That was my introduction into motherhood. I came home and realized that I loved my son but didn't feel like a mother. Looking back, with the way that I was treated as a medical condition, it's not really a surprise. I felt like I had been through surgery and a hospital stay. I didn't feel like I had gone and had a baby. That part of the experience was very surreal to me and took a long time for me to accept. I asked my doctor at my two week check-up why I had the surgery. He hemmed and hawed for a bit and said "well maybe your pelvis was too small." Did I mention my son was only 6lbs 15oz? (And nearly a pound of that was water weight that he lost in the next day or two). The c-section was out of convenience. It was Sunday afternoon, I had been 10cm dilated since noon. It was 3pm and everyone just wanted me to be done so they could go home. Did you know that most "emergency" c-sections take place on the weekends and holidays? Coincidence?

I have always said the the only reason Caleb didn't come down (he never really dropped, even when I was 10cm) was because he just wasn't ready. It occurred to me this morning that this thought isn't entirely accurate. I think that the reason he didn't come was because I wasn't ready. I just remembered that he shifted at one point and I kind of panicked. I asked if he was coming and what should I do. Nobody told me to relax and that everything would be alright. I tensed up and probably prevented him from moving any further. I was afraid. Being in labour is a time when you really need to focus and connect with your "inner self" (for lack of a better term). If you don't know how to do that and don't have anyone guiding you to that place then It's going to be extremely difficult to deliver your child.

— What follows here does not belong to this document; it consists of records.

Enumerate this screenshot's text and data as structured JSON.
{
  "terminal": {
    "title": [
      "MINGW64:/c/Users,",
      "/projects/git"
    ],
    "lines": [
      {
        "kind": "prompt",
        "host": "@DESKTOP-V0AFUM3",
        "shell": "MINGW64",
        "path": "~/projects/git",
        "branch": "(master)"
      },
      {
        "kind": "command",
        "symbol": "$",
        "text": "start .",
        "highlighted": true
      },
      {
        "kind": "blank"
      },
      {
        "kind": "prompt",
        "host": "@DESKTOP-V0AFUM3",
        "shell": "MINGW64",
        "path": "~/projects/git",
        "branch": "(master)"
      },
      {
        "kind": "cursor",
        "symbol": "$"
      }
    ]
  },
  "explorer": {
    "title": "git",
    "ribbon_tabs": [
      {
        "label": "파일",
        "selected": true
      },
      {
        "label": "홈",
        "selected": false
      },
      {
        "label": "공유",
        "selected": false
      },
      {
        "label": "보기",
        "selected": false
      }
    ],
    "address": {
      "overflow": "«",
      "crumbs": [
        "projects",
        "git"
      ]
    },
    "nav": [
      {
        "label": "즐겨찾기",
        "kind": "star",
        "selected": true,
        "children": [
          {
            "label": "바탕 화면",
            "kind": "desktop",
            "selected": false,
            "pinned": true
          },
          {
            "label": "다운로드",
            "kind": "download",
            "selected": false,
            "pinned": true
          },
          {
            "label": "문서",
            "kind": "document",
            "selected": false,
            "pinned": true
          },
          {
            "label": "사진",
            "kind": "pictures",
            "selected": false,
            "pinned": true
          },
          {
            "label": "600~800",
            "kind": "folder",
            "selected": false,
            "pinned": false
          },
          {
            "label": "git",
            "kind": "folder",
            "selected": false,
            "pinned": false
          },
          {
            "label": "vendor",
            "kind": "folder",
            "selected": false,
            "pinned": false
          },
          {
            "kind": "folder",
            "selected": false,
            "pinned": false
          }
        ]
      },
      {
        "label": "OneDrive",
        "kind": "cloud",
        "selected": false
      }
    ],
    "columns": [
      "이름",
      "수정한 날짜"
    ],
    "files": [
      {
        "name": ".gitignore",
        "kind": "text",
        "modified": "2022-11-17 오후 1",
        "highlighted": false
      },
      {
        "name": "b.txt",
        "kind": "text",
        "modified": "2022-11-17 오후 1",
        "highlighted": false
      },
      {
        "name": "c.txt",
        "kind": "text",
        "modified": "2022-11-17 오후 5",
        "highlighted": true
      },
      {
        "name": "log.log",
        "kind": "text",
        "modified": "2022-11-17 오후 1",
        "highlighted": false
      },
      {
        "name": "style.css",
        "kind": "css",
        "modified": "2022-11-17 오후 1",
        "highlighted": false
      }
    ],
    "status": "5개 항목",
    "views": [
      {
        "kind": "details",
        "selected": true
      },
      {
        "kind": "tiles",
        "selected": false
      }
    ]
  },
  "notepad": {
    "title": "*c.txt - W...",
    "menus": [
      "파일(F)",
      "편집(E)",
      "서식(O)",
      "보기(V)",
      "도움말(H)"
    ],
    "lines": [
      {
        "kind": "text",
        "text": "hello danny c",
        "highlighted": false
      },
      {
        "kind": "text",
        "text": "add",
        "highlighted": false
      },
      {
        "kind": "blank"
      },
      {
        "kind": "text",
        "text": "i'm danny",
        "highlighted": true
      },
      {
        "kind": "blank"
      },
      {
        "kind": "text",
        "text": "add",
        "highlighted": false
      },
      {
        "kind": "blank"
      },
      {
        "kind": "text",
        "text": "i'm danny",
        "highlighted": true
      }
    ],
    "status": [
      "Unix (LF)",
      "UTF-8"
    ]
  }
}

I'm glad that I have been able to learn so much from my experience with Caleb. I'm glad that I forced myself to bond with him, it would have been so easy to stay away and be only half the mother to him that I am now. Here's a few other things that I've learned about labour and delivery in a hospital, things I wish I knew then:
They time you: from the moment you check in you're on the clock. If you're not dilating as fast as they would like they assume something is wrong and (try to) medically intervene.
Fully dilated doesn't mean you have to push: I got to 10cm and they told me to push, so I did. But I never actually had the urge to bear down. Push when you feel the urge and ignore the "coaching" that doctors and nurses give you.
You have 3 hours: from the time that you at 10cm and pushing (which don't always happen at the same time, much to the doctors' dismay, hence the coaching) you only have 3 hours to push your baby out before you are considered "failure to progress" and they assume they need to take medical action.
Your birth plan doesn't mean jack: you can't just write a nice birth plan with your wishes and expect it to be followed. You (or more likely your labour support) will have to be proactive in making sure that you are being heard.
You can always say NO: you can say NO to any intervention they throw your way. You can say NO to the scare tactics they use (I was told "you could push for another 12 hours, this baby's not budging") and you can say NO to having a hundred people in your labour room "observing you" like you're some sort of animal in a zoo.

So my advice to expectant moms is to either avoid the hospital scene altogether by getting a midwife or having an unassisted homebirth, or to get a doula or a "been there done that mom" friend whose views on birth are similar to yours. Someone you trust will stand up for you in the midst of the chaos of the medical system. And if you do have an "unnecesaren" or any kind of traumatic birth experience (read as: bad feelings associated with your birth experience) then talk to someone. Get into a support group or find another mom who has been there and worked through it. And of course, pray pray pray about it. God is an amazing Healer and He won't tell you it's silly to feel the way you do. It's not just about having a healthy baby (although that is important and a great blessing) it's also about having a healthy, happy mama.